– Parties has no right to interfere each other in relation to operation,
– ACIBADEM is serving Aksigorta only in relation to products,
It has been observed that the agreement does not contain any action disturbing/restricting the competition more than what is necessary.”
Please see this link for the full text of the Board’s decision, based on an application dated 11 May 2016 and numbered 16-16/269-120 (only available in Turkish).
The Turkish Competition Authority announced last week that it has launched an investigation into the economic unity which consists Türk Telekom A.Ş. and TTNET A.Ş. (“TTNET”). The investigation is launched following a preliminary investigation where a complainant alleged that TTNET abused its dominant position by bundling fixed broadband internet and pay TV services, violating Article 6 of Law No. 4054 on Protection of Competition.
Unless extended, the Competition Board has six months to conclude the investigation. Three written defenses can be submitted and an oral hearing can be held if requested. TTNET is expected to submit its first written defense within 30 days.
Turkey’s High Planning Council (“Council”) has accepted a Strategy and Action Plan for the Software Sector (“Action Plan”) for 2017-2019. It aims to improve the national software market, increase sector exports and employment, as well as produce products and provide international quality services in the software and IT fields.
The Council’s Decision Numbered 2016/46 was published in Official Gazette number 29939 on 5 January 2017.
The Action Plan outlines four objectives:
– Improve national consciousness and strengthen infrastructure.
– Establish legal and administrative regulations.
– Improve qualified human resources.
– Improve international competitiveness.
Specific actions to move achieve the Action Plan’s objectives include:
– TUBITAK’s Cyber Security Institution for Informatics and Information Security Advanced Technologies Research Center will be re-structured, to become the Information Security and Cyber Security Institution.
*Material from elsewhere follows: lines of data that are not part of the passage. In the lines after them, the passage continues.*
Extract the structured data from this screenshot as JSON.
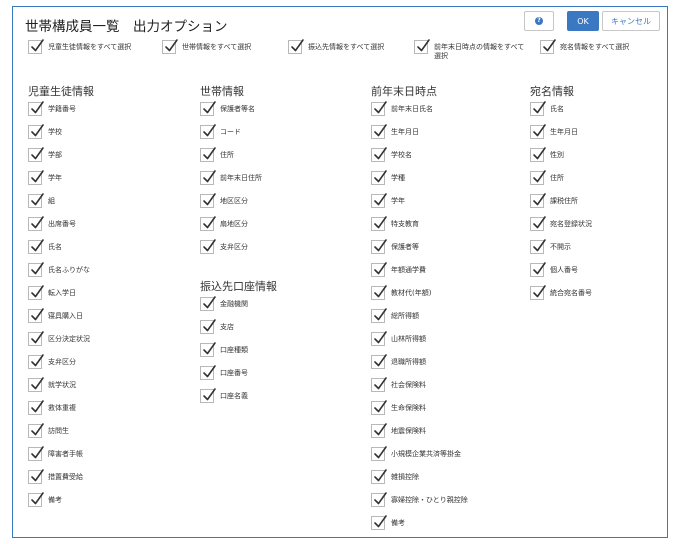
{
  "dialog": {
    "title": "世帯構成員一覧　出力オプション",
    "help_label": "?",
    "ok_label": "OK",
    "cancel_label": "キャンセル"
  },
  "select_all": [
    "児童生徒情報をすべて選択",
    "世帯情報をすべて選択",
    "振込先情報をすべて選択",
    "前年末日時点の情報をすべて選択",
    "宛名情報をすべて選択"
  ],
  "sections": {
    "student": {
      "title": "児童生徒情報",
      "items": [
        "学籍番号",
        "学校",
        "学部",
        "学年",
        "組",
        "出席番号",
        "氏名",
        "氏名ふりがな",
        "転入学日",
        "寝具購入日",
        "区分決定状況",
        "支弁区分",
        "就学状況",
        "救体重複",
        "訪問生",
        "障害者手帳",
        "措置費受給",
        "備考"
      ]
    },
    "household": {
      "title": "世帯情報",
      "items": [
        "保護者等名",
        "コード",
        "住所",
        "前年末日住所",
        "地区区分",
        "扇地区分",
        "支弁区分"
      ]
    },
    "bank": {
      "title": "振込先口座情報",
      "items": [
        "金融機関",
        "支店",
        "口座種類",
        "口座番号",
        "口座名義"
      ]
    },
    "prev_year": {
      "title": "前年末日時点",
      "items": [
        "前年末日氏名",
        "生年月日",
        "学校名",
        "学種",
        "学年",
        "特支教育",
        "保護者等",
        "年額通学費",
        "教材代(年額)",
        "総所得額",
        "山林所得額",
        "退職所得額",
        "社会保険料",
        "生命保険料",
        "地震保険料",
        "小規模企業共済等掛金",
        "雑損控除",
        "寡婦控除・ひとり親控除",
        "備考"
      ]
    },
    "address": {
      "title": "宛名情報",
      "items": [
        "氏名",
        "生年月日",
        "性別",
        "住所",
        "課税住所",
        "宛名登録状況",
        "不開示",
        "個人番号",
        "統合宛名番号"
      ]
    }
  }
}
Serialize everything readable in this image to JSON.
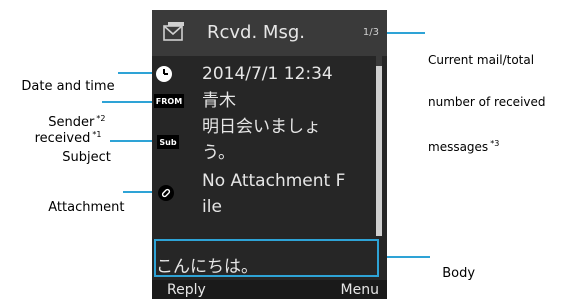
{
  "callouts": {
    "date_time_line1": "Date and time",
    "date_time_line2": "received",
    "date_time_note": "*1",
    "sender": "Sender",
    "sender_note": "*2",
    "subject": "Subject",
    "attachment": "Attachment",
    "current_line1": "Current mail/total",
    "current_line2": "number of received",
    "current_line3": "messages",
    "current_note": "*3",
    "body": "Body"
  },
  "screen": {
    "title": "Rcvd. Msg.",
    "counter": "1/3",
    "date_time": "2014/7/1 12:34",
    "from_badge": "FROM",
    "sender_name": "青木",
    "sub_badge": "Sub",
    "subject_line1": "明日会いましょ",
    "subject_line2": "う。",
    "attachment_line1": "No Attachment F",
    "attachment_line2": "ile",
    "body_text": "こんにちは。",
    "reply_key": "Reply",
    "menu_key": "Menu"
  },
  "colors": {
    "screen_bg": "#262626",
    "highlight": "#2ea3d6",
    "callout_line": "#2ea3d6"
  }
}
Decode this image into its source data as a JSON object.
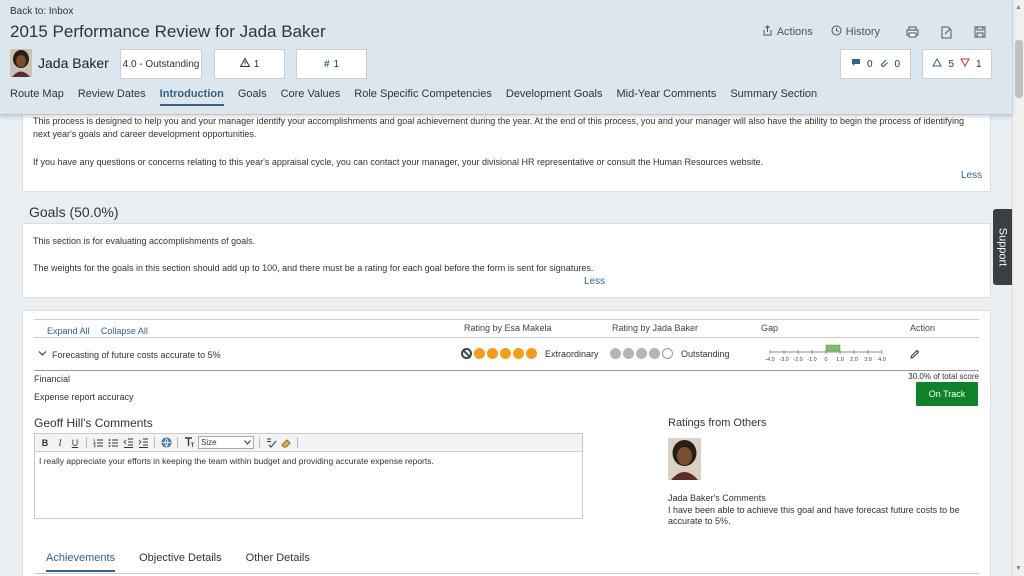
{
  "header": {
    "back_link": "Back to: Inbox",
    "title": "2015 Performance Review for Jada Baker",
    "actions_label": "Actions",
    "history_label": "History",
    "employee_name": "Jada Baker",
    "rating_box": "4.0 - Outstanding",
    "warn_count": "1",
    "hash_count": "1",
    "comment_count": "0",
    "attach_count": "0",
    "up_count": "5",
    "down_count": "1"
  },
  "tabs": [
    "Route Map",
    "Review Dates",
    "Introduction",
    "Goals",
    "Core Values",
    "Role Specific Competencies",
    "Development Goals",
    "Mid-Year Comments",
    "Summary Section"
  ],
  "intro": {
    "para1_line1": "This process is designed to help you and your manager identify your accomplishments and goal achievement during the year. At the end of this process, you and your manager will also have the ability to begin the process of identifying",
    "para1_line2": "next year's goals and career development opportunities.",
    "para2": "If you have any questions or concerns relating to this year's appraisal cycle, you can contact your manager, your divisional HR representative or consult the Human Resources website.",
    "less": "Less"
  },
  "goals": {
    "title": "Goals (50.0%)",
    "desc1": "This section is for evaluating accomplishments of goals.",
    "desc2": "The weights for the goals in this section should add up to 100, and there must be a rating for each goal before the form is sent for signatures.",
    "less": "Less"
  },
  "goal_table": {
    "expand_all": "Expand All",
    "collapse_all": "Collapse All",
    "col_rating_esa": "Rating by Esa Makela",
    "col_rating_jada": "Rating by Jada Baker",
    "col_gap": "Gap",
    "col_action": "Action",
    "goal_name": "Forecasting of future costs accurate to 5%",
    "esa_rating_label": "Extraordinary",
    "esa_rating_value": 5,
    "jada_rating_label": "Outstanding",
    "jada_rating_value": 4,
    "gap_ticks": [
      "-4.0",
      "-3.0",
      "-2.0",
      "-1.0",
      "0",
      "1.0",
      "2.0",
      "3.0",
      "4.0"
    ],
    "gap_value": 1.0,
    "category": "Financial",
    "score_share": "30.0% of total score",
    "metric": "Expense report accuracy",
    "status": "On Track"
  },
  "comments": {
    "title": "Geoff Hill's Comments",
    "size_select": "Size",
    "text": "I really appreciate your efforts in keeping the team within budget and providing accurate expense reports."
  },
  "others": {
    "title": "Ratings from Others",
    "name": "Jada Baker's Comments",
    "text_line1": "I have been able to achieve this goal and have forecast future costs to be",
    "text_line2": "accurate to 5%."
  },
  "bottom_tabs": [
    "Achievements",
    "Objective Details",
    "Other Details"
  ],
  "support": "Support",
  "colors": {
    "accent": "#346187",
    "on_track": "#10822c",
    "rating_dot": "#f29d1e"
  }
}
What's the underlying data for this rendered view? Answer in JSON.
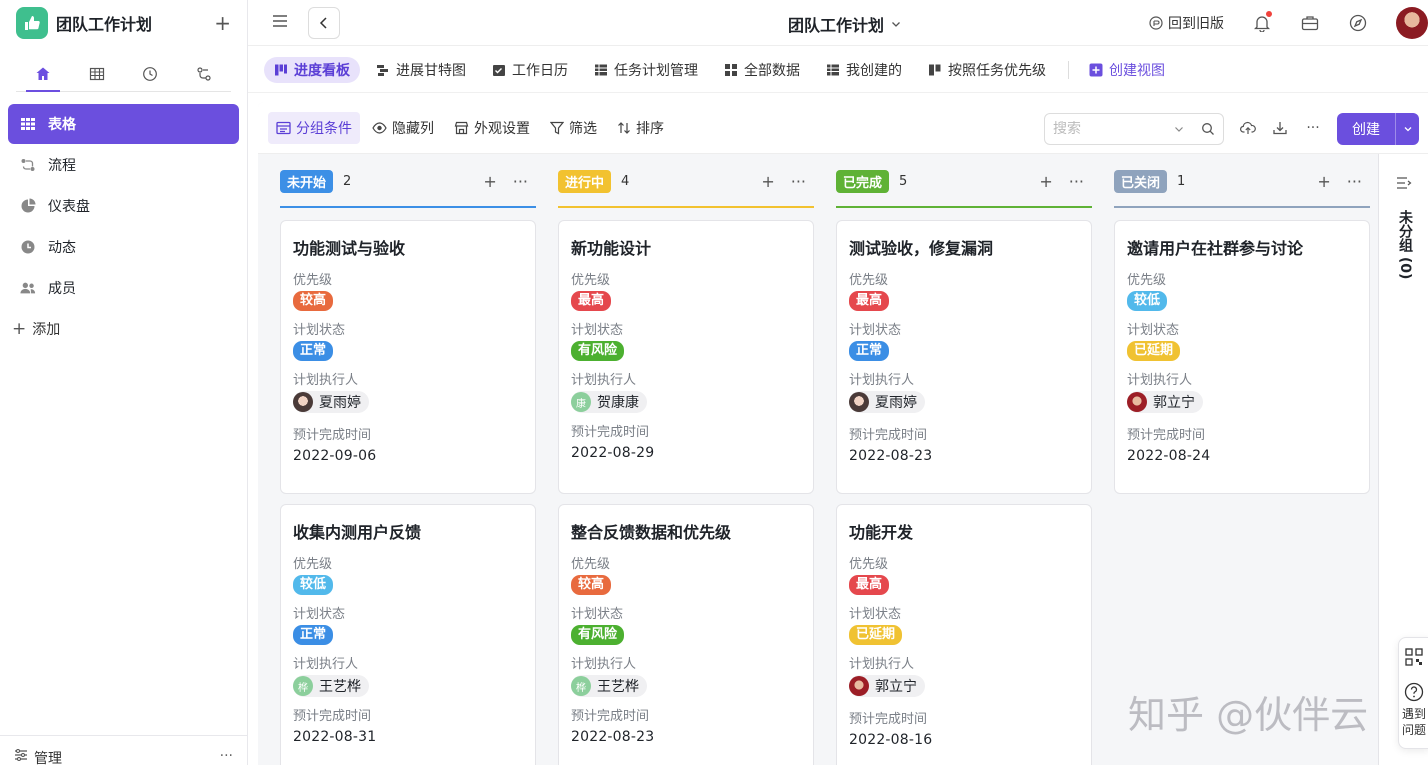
{
  "app": {
    "title": "团队工作计划",
    "add_symbol": "+"
  },
  "sidebar": {
    "items": [
      {
        "label": "表格",
        "icon": "grid-icon",
        "active": true
      },
      {
        "label": "流程",
        "icon": "flow-icon"
      },
      {
        "label": "仪表盘",
        "icon": "dashboard-icon"
      },
      {
        "label": "动态",
        "icon": "clock-icon"
      },
      {
        "label": "成员",
        "icon": "members-icon"
      }
    ],
    "add_label": "添加",
    "footer_label": "管理",
    "footer_more": "···"
  },
  "topbar": {
    "title": "团队工作计划",
    "old_version": "回到旧版"
  },
  "views": [
    {
      "label": "进度看板",
      "active": true
    },
    {
      "label": "进展甘特图"
    },
    {
      "label": "工作日历"
    },
    {
      "label": "任务计划管理"
    },
    {
      "label": "全部数据"
    },
    {
      "label": "我创建的"
    },
    {
      "label": "按照任务优先级"
    }
  ],
  "create_view_label": "创建视图",
  "toolbar": {
    "group": "分组条件",
    "hide_columns": "隐藏列",
    "appearance": "外观设置",
    "filter": "筛选",
    "sort": "排序",
    "search_placeholder": "搜索",
    "create": "创建",
    "more": "···"
  },
  "field_labels": {
    "priority": "优先级",
    "plan_status": "计划状态",
    "assignee": "计划执行人",
    "due": "预计完成时间"
  },
  "colors": {
    "accent": "#6b4fde",
    "not_started": "#3c8fe6",
    "in_progress": "#f2c230",
    "done": "#5fb236",
    "closed": "#8fa3bd",
    "tag_higher": "#e86a3e",
    "tag_highest": "#e5484d",
    "tag_lower": "#52b9eb",
    "tag_normal": "#3b8ee5",
    "tag_risk": "#4cb030",
    "tag_delayed": "#f0c232"
  },
  "columns": [
    {
      "name": "未开始",
      "count": "2",
      "color": "#3c8fe6",
      "cards": [
        {
          "title": "功能测试与验收",
          "priority": "较高",
          "priority_color": "#e86a3e",
          "status": "正常",
          "status_color": "#3b8ee5",
          "assignee": "夏雨婷",
          "avatar": "photo-woman",
          "due": "2022-09-06"
        },
        {
          "title": "收集内测用户反馈",
          "priority": "较低",
          "priority_color": "#52b9eb",
          "status": "正常",
          "status_color": "#3b8ee5",
          "assignee": "王艺桦",
          "avatar": "桦",
          "avatar_color": "#8ccf9c",
          "due": "2022-08-31"
        }
      ]
    },
    {
      "name": "进行中",
      "count": "4",
      "color": "#f2c230",
      "cards": [
        {
          "title": "新功能设计",
          "priority": "最高",
          "priority_color": "#e5484d",
          "status": "有风险",
          "status_color": "#4cb030",
          "assignee": "贺康康",
          "avatar": "康",
          "avatar_color": "#8ccf9c",
          "due": "2022-08-29"
        },
        {
          "title": "整合反馈数据和优先级",
          "priority": "较高",
          "priority_color": "#e86a3e",
          "status": "有风险",
          "status_color": "#4cb030",
          "assignee": "王艺桦",
          "avatar": "桦",
          "avatar_color": "#8ccf9c",
          "due": "2022-08-23"
        }
      ]
    },
    {
      "name": "已完成",
      "count": "5",
      "color": "#5fb236",
      "cards": [
        {
          "title": "测试验收，修复漏洞",
          "priority": "最高",
          "priority_color": "#e5484d",
          "status": "正常",
          "status_color": "#3b8ee5",
          "assignee": "夏雨婷",
          "avatar": "photo-woman",
          "due": "2022-08-23"
        },
        {
          "title": "功能开发",
          "priority": "最高",
          "priority_color": "#e5484d",
          "status": "已延期",
          "status_color": "#f0c232",
          "assignee": "郭立宁",
          "avatar": "photo-red",
          "due": "2022-08-16"
        }
      ]
    },
    {
      "name": "已关闭",
      "count": "1",
      "color": "#8fa3bd",
      "cards": [
        {
          "title": "邀请用户在社群参与讨论",
          "priority": "较低",
          "priority_color": "#52b9eb",
          "status": "已延期",
          "status_color": "#f0c232",
          "assignee": "郭立宁",
          "avatar": "photo-red",
          "due": "2022-08-24"
        }
      ]
    }
  ],
  "unassigned_label": "未分组 (0)",
  "float_panel_text": "遇到问题",
  "watermark": "知乎 @伙伴云"
}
– A documentation/certification system for information technology companies will be established.
– New incentives will be introduced under the Public Procurement Law for local software companies in case of public procurement.
– Changes will be made to the education syllabus to improve experience in computer science and programming culture at early ages.
– Education will be provided in computer and software sciences for the young and unemployed workforce.
– National software development competitions will be held.
Please see these links for the full text of the Decision and Action Plan (only available in Turkish).